  • http://blog.myprojecttracker.com Barney Austen

    Hi Tori. Valuable reminders for all going into this situation. I would also say that the same applies in a sales situation (which essentially an interview) where you are in selling a product or service to a potential customer. Presentation and preparation is everything.

    Thanks for sharing.

  • http://www.cgonlinemarketing.com/ Christina Giliberti

    Hi Tori,
    You’re writing these at the rate of sound, or should that be ‘words’…
    Anyway, you’re absolutely right, sales jobs are deemed to be an easy option. Selling is NOT easy, its extremely hard. You have to rise above your competition, you have to install trust. You have to be knowledagle and confident. You have to go that extra mile and smile the whole time. A tracksuit will not cut it! Besides, an interview is the first sales pitch you will make; sell yourself. You can start to sell yourself by looking the part, a firm handshake, smile and one line of intelligent conversation.

    Lovely style of informal writing with your personal brand of humour – nicely done!

  • Torihawthorne

    Thanks so much for that Christina,
    Its so true, if we can’t sell ourselves then how can we sell a product… And yes, a firm handshake is so important, not wrestler style ;-) but with meaning, its our first point of contact with the interviewer/client/customer.

    Thank you for taking the time to comment

  • Torihawthorne

    Hi Barney,
    In sales customers are interviewing us, such a good way to look at it..I teach my team to be a walking advert, wear a piece of jewelry or a lipstick from our range… It not only shows a confidence in our Brand but it opens conversation for propective sales.

    Thank you for taking the time to comment

  • http://www.seefincoaching.com/blog Elaine Rogers

    Some great pointers there Tori, in interviews, sales or potential client meetings.
    Similar to the conversation that evolved last evening at an event I attended, even as humans we are selling an image of sorts, whether it is work based or socially based. We have “personas” for every type of interaction we have with others.
    Literally putting on the “Suit” for an interview gives a clear message not only to the potential employer, but also to our subconscious – I am in a professional environment, be professional.

    We are constantly selling: ideas, products, services, opinions, and by not applying to each situation, we are not “buying in” to our own idea, so how can we expect anyone else to buy in – era yeah, like!

  • Torihawthorne
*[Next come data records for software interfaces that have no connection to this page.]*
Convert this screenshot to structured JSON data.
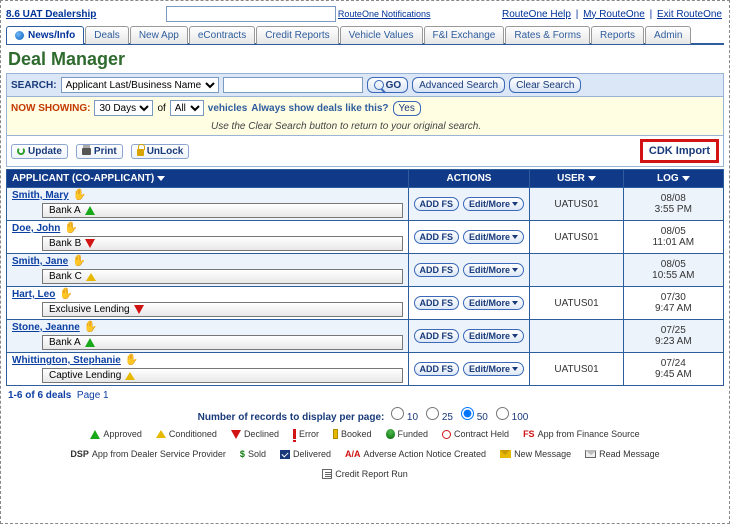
{
  "top": {
    "dealer": "8.6 UAT Dealership",
    "notif_label": "RouteOne Notifications",
    "links": {
      "help": "RouteOne Help",
      "my": "My RouteOne",
      "exit": "Exit RouteOne"
    }
  },
  "tabs": [
    "News/Info",
    "Deals",
    "New App",
    "eContracts",
    "Credit Reports",
    "Vehicle Values",
    "F&I Exchange",
    "Rates & Forms",
    "Reports",
    "Admin"
  ],
  "active_tab": 0,
  "title": "Deal Manager",
  "search": {
    "label": "SEARCH:",
    "field_sel": "Applicant Last/Business Name",
    "go": "GO",
    "advanced": "Advanced Search",
    "clear": "Clear Search"
  },
  "nowshow": {
    "label": "NOW SHOWING:",
    "range": "30 Days",
    "of": "of",
    "filter": "All",
    "vehicles": "vehicles",
    "question": "Always show deals like this?",
    "yes": "Yes",
    "hint": "Use the Clear Search button to return to your original search."
  },
  "actionrow": {
    "update": "Update",
    "print": "Print",
    "unlock": "UnLock",
    "cdk": "CDK Import"
  },
  "headers": {
    "applicant": "APPLICANT (CO-APPLICANT)",
    "actions": "ACTIONS",
    "user": "USER",
    "log": "LOG"
  },
  "action_labels": {
    "addfs": "ADD FS",
    "editmore": "Edit/More"
  },
  "rows": [
    {
      "name": "Smith, Mary",
      "bank": "Bank A",
      "status": "up",
      "user": "UATUS01",
      "date": "08/08",
      "time": "3:55 PM"
    },
    {
      "name": "Doe, John",
      "bank": "Bank B",
      "status": "dn",
      "user": "UATUS01",
      "date": "08/05",
      "time": "11:01 AM"
    },
    {
      "name": "Smith, Jane",
      "bank": "Bank C",
      "status": "cond",
      "user": "",
      "date": "08/05",
      "time": "10:55 AM"
    },
    {
      "name": "Hart, Leo",
      "bank": "Exclusive Lending",
      "status": "dn",
      "user": "UATUS01",
      "date": "07/30",
      "time": "9:47 AM"
    },
    {
      "name": "Stone, Jeanne",
      "bank": "Bank A",
      "status": "up",
      "user": "",
      "date": "07/25",
      "time": "9:23 AM"
    },
    {
      "name": "Whittington, Stephanie",
      "bank": "Captive Lending",
      "status": "cond",
      "user": "UATUS01",
      "date": "07/24",
      "time": "9:45 AM"
    }
  ],
  "pager": {
    "summary": "1-6 of 6 deals",
    "page": "Page 1"
  },
  "records": {
    "label": "Number of records to display per page:",
    "opts": [
      "10",
      "25",
      "50",
      "100"
    ],
    "selected": "50"
  },
  "legend": {
    "approved": "Approved",
    "conditioned": "Conditioned",
    "declined": "Declined",
    "error": "Error",
    "booked": "Booked",
    "funded": "Funded",
    "hold": "Contract Held",
    "fs": "App from Finance Source",
    "dsp": "App from Dealer Service Provider",
    "sold": "Sold",
    "delivered": "Delivered",
    "aa": "Adverse Action Notice Created",
    "newmsg": "New Message",
    "readmsg": "Read Message",
    "crr": "Credit Report Run"
  }
}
    Its so true, if we put the tracksuit on we are in our tracksuit ‘relax’ state of mind…
    Its sensible to have those “personas” and it allows us to be who we really are at every level.
    Apologies for the delay in reply, I been so poorly, barely switched on laptop.
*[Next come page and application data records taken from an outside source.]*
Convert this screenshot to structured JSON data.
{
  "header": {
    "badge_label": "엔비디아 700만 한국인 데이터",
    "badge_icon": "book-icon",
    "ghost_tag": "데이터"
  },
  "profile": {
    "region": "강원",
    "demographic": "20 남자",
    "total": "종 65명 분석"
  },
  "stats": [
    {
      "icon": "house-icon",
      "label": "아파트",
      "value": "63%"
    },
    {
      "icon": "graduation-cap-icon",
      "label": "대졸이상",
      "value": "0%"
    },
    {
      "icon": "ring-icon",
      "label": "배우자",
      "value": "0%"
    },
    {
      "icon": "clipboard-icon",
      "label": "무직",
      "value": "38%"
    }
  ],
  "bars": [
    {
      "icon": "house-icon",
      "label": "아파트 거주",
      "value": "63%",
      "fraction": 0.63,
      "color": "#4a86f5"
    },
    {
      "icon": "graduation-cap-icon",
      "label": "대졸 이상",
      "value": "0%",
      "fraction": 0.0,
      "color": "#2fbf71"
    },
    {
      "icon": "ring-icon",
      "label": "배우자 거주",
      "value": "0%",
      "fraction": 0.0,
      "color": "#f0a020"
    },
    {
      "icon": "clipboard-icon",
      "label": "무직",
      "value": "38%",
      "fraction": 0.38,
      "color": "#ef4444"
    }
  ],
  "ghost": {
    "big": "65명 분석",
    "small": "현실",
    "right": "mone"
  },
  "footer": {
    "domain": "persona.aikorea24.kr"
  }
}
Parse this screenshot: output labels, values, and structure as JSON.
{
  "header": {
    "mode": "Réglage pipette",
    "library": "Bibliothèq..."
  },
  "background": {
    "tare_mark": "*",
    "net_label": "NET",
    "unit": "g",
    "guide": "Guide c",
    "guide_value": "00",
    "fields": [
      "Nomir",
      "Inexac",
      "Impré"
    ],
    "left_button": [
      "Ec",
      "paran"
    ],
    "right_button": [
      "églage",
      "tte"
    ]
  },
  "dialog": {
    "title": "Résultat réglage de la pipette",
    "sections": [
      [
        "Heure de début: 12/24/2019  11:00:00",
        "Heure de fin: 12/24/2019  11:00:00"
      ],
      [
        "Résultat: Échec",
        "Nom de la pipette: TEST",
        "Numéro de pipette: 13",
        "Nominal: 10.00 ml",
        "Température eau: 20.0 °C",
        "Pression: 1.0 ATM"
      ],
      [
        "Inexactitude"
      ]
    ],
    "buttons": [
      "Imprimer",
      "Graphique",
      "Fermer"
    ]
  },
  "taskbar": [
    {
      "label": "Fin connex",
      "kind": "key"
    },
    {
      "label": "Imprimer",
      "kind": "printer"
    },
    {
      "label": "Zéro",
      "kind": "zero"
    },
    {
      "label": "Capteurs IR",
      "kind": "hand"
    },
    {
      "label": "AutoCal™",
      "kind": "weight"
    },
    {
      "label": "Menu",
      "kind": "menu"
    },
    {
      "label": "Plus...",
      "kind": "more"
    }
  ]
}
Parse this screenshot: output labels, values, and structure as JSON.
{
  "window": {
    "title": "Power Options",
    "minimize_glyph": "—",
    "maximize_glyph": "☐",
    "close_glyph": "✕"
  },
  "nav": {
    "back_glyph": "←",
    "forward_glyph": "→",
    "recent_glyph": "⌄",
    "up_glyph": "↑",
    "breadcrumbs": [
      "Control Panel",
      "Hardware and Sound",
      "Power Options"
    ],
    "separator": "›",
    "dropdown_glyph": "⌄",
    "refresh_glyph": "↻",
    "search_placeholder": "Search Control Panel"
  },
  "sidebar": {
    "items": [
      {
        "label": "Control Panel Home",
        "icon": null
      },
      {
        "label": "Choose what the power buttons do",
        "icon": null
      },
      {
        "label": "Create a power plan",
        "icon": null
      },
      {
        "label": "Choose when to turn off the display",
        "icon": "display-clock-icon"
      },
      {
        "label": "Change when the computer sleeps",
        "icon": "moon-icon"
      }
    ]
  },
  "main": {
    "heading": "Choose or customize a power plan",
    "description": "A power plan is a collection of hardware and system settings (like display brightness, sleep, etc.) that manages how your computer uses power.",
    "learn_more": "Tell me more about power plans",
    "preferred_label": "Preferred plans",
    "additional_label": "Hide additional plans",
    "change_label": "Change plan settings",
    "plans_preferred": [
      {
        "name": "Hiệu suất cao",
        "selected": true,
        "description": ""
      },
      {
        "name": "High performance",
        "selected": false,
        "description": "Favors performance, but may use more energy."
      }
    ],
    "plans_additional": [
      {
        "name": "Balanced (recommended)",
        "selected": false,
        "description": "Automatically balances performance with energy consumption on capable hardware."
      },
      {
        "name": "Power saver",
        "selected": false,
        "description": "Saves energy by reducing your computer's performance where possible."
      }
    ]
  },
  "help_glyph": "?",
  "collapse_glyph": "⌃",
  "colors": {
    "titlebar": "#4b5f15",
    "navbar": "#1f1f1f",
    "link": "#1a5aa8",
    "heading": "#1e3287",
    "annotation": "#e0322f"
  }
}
    ;-) Thanks for comment

  • http://twitter.com/fredchannel Fred

    Hi Tina. I’m afraid a lot of people, especially those that are still understanding / testing social media might stay with the thought that more friends, fans and connections is better. These folks feel that they need to catch up with the rest and grow their numbers to decent standards (whatever those are).nI believe the take away is more in line with your 5 bullet points, prior to the task, regardless of the amount of connections :)

  • http://www.cgonlinemarketing.com/ Christina Giliberti
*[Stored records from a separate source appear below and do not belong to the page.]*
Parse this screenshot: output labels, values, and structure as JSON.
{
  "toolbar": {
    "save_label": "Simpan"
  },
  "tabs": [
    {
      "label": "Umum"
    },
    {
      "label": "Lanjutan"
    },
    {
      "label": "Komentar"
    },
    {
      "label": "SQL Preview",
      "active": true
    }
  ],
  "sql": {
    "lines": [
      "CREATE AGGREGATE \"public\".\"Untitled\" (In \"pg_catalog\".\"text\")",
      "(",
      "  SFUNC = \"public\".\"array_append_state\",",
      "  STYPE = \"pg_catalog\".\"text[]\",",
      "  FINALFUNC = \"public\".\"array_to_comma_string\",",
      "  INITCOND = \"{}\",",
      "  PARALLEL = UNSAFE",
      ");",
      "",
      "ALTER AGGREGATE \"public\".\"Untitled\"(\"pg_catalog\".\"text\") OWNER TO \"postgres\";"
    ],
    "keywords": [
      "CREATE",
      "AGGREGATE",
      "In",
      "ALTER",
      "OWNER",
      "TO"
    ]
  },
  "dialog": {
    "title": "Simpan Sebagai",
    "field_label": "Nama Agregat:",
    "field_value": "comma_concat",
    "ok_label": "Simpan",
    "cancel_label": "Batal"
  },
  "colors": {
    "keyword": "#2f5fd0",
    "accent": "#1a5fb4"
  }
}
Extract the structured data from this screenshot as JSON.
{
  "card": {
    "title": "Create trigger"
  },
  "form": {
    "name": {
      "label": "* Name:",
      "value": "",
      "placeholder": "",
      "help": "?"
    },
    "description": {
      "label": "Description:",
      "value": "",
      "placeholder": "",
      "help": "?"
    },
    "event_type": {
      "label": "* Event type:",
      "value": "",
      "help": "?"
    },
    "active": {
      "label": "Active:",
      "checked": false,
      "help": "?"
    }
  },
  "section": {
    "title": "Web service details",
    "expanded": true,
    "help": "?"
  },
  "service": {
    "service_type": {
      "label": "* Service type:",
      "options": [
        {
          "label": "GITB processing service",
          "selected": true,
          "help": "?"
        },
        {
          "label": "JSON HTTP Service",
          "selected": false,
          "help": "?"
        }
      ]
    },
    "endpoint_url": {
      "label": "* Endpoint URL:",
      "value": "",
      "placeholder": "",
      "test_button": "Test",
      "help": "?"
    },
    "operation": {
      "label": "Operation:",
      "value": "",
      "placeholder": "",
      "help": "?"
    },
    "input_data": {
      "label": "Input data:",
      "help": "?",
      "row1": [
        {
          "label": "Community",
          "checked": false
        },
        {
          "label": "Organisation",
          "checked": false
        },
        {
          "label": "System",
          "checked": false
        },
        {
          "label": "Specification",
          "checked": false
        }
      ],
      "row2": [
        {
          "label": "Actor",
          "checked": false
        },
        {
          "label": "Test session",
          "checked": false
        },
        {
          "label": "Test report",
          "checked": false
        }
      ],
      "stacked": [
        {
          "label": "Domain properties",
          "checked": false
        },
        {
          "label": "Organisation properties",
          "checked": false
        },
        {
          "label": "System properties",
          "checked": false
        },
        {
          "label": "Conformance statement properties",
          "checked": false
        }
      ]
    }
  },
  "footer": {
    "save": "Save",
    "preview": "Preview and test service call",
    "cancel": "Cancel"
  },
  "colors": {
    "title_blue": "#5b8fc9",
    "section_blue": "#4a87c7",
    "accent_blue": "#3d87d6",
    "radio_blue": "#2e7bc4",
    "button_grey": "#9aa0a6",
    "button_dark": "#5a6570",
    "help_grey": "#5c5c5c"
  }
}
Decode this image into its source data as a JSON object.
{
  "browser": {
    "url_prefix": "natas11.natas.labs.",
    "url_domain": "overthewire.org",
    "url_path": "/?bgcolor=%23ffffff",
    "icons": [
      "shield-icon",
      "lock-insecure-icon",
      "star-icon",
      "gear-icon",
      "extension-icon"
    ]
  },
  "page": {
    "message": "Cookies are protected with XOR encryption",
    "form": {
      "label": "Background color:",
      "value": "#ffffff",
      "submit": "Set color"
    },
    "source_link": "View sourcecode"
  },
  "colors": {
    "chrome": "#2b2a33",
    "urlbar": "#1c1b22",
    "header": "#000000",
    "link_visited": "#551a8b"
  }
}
    Growing numbers is the start. Then you learn how how powerful your contacts are by utilising what you can do for each other. It isn’t all about numbers per sei; it’s about choice. ; 0)

  • http://www.cgonlinemarketing.com/ Christina Giliberti

    Am liking task two!

  • http://www.seefincoaching.com/blog Elaine Rogers

    I think my friends on line represents my no of friends in real life, intimate. I have never been a girl who has to know everyone, and definitely enjoy quality connections and conversations, both offline and online. I also endeavour to meet as many online connections as possible offline, to build on the relationship.nnHowever, I believe it is possible to have solely online contacts that we never meet but can collaborate together, reciprocate, and enjoy each others interactions :)